Hunchback at the Olympics – Arcade, Commodore 64
Talk about an unlikely hero. In a game that presents us with one of the ugliest loading screens of the â€˜80s, Quasimodo sets out to impresses Esmeralda by partaking in the 1984 Olympic Games.
This is the same Quasimodo that appears in Hunchback: The Adventure and Hunchback II: Quasimodo’s Revenge, you understand. Heâ€™s something of a lost gaming mascot; one that was obviously shoehorned into this sports package to turn a quick buck.
Despite featuring a character dating back to 1831, the sporting events were your usual modern day assortment – there were no fantasy elements here, resulting in something of a missed opportunity.
The Mr. Men Olympics â€“ Amiga
A game that fewer people have heard of and even fewer have played, The Mr. Men Olympics wasnâ€™t an officially licensed title but rather a bedroom coded PD game.
A surprisingly well-thought out package, it saw Mr. Dash take on the 100 metres, Mr. Strong show off his strength weight lifting, Mr. Dizzy getting dizzy with the hammer toss and Mr. Nosey pole vaultingâ€¦ with his nose.
The javelin event meanwhile saw Mr. Tickle throwing Mr. Skinny. â€œHelp, Iâ€™m stuckâ€ he would yell after being planted into the ground.
The Aquatic Games starring James Pond and the Aquabats â€“ Amiga, Mega Drive, SNES
Released between James Pond 2: Robocod and the often forgotten James Pond: Operation Sta5ish, this was something of a stop-gap product. It wasnâ€™t bad, though, which is partly due to a rather predominant silly streak. Fish jokes ahoy!
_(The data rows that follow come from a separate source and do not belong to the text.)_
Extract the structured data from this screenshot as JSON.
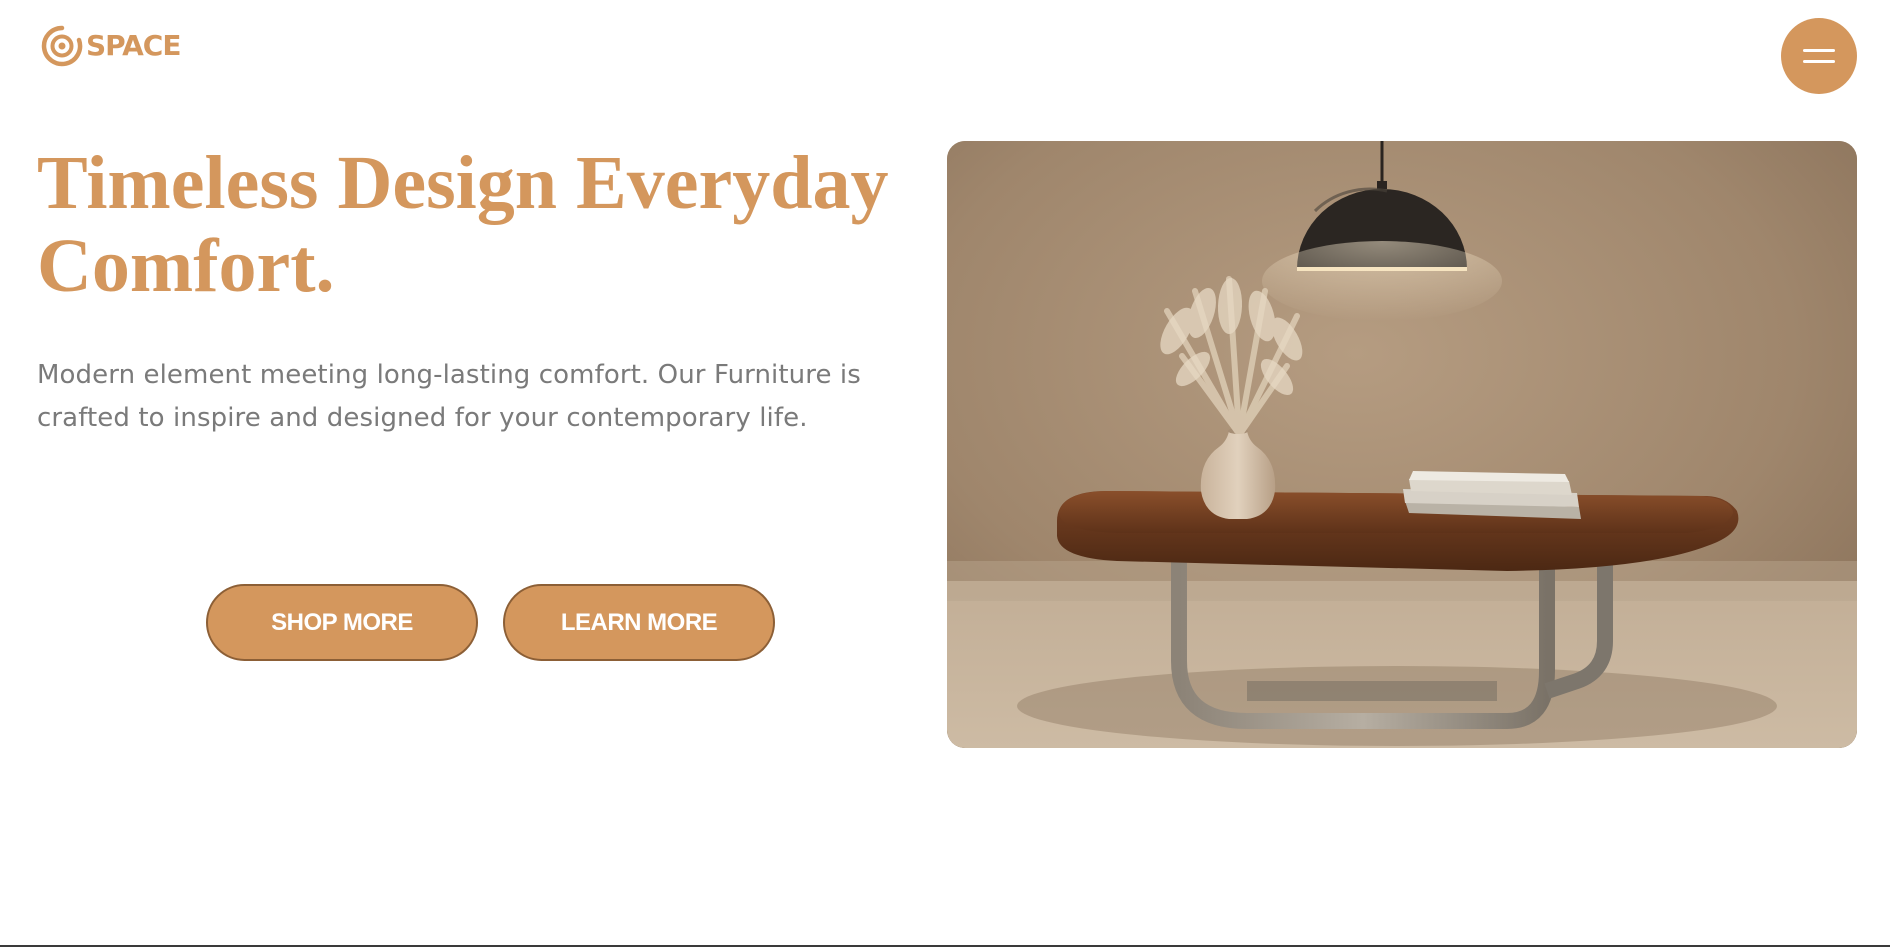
{
  "header": {
    "logo_text": "SPACE",
    "logo_icon": "concentric-circle-logo-icon",
    "menu_icon": "hamburger-menu-icon"
  },
  "hero": {
    "title": "Timeless Design Everyday Comfort.",
    "subtitle": "Modern element meeting long-lasting comfort. Our Furniture is crafted to inspire and designed for your contemporary life.",
    "buttons": {
      "shop_label": "SHOP MORE",
      "learn_label": "LEARN MORE"
    },
    "image": {
      "subject": "coffee-table-with-pendant-lamp-vase-and-books"
    }
  },
  "colors": {
    "accent": "#d4975d",
    "button_border": "#8c5f36",
    "body_text": "#7a7a7a",
    "background": "#ffffff"
  }
}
The trampoline event saw James and friends jumping on giant sea-sponges while the â€˜Tour de Grassâ€™ saw the underwater athletes jumping over hurdles formed from electric eels.
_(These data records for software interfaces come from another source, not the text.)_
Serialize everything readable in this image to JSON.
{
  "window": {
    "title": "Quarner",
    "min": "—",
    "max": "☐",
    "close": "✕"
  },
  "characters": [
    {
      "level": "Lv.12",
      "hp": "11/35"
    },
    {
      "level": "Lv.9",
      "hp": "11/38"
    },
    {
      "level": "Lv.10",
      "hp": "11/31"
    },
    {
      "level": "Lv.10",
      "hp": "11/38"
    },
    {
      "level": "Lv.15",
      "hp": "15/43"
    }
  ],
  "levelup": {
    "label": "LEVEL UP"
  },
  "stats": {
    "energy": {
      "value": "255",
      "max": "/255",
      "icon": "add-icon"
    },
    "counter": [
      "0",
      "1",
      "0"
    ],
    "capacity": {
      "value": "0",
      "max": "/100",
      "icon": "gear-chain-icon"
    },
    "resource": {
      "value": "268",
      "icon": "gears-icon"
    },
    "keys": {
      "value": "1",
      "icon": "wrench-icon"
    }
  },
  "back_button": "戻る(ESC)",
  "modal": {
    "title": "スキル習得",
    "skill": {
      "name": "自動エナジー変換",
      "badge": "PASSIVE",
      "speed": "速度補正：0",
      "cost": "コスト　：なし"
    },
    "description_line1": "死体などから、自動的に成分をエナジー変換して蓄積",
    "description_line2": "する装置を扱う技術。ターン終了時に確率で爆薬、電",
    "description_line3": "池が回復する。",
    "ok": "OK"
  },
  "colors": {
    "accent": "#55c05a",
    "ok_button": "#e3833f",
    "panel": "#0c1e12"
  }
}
The SNES version was known as James Pondâ€™s Crazy Sports; a name thatâ€™s somewhat easier on the tongue.
Alien Olympics â€“ PC, Game Boy
You canâ€™t say this one scrimped on content, containing fifteen events and eight different aliens to choose from.
Each alien had their own abilities: the caterpillar-like alien was great at racing events but useless at others while the flower-like alien was able to root itself into the ground for the javelin toss.
Predictably, events had equally daft names â€“ pole vaulting was known as Lizard Leaping while shot put was known as the Flob Flop. Despite being pleasingly daft, review scores werenâ€™t too impressive.
Numan Athletics â€“ Arcade
While not strictly based on Olympics, this button basher from Namco did have few events in common such as sprinting and the javelin toss. The super-human characters ran so fast that they would leave trails of flames behind, with a dragster car used to set the pace.
Another event saw the competitors throwing missiles instead of javelins. Failure to throw a missile through the air resulted in the competitor left standing in their boxer shorts with their other clothes blown clean off. Sadly, it never received a home conversion.
Farmyard Party featuring the Olympigs â€“ Wii
Now hereâ€™s an instance where the gameâ€™s title is better than the game itself. But then what did you expect from the team behind Ninjabread Man?
Curiously, despite being developed in the UK it would appear that the European version was cancelled, and it was only released in the US under the reworked name of Party Pigs: Farmyard Games.
Weâ€™re assuming this is the case anyway as there are no PAL copies on either Amazon or eBay. Which is probably a good thing, all told.
Izzyâ€™s Quest for the Olympic Rings â€“ Mega Drive, SNES
Weâ€™re quite surprised that Sega didnâ€™t release a Sonic-style platformer based on the Olympic mascots Wenlock and Mandeville, as their design was apparently influenced by Segaâ€™s blue blur. 1996 did see a platformer based on an Olympic mascot, though â€“ Izzyâ€™s Quest for the Olympic Rings.
It was a pretty typical platformer from US Gold but there was one nice idea â€“ Izzy could transform into different things, including a hang-glider, baseball player and space rocket.
The moon landing event in the Olympics has always been our favourite.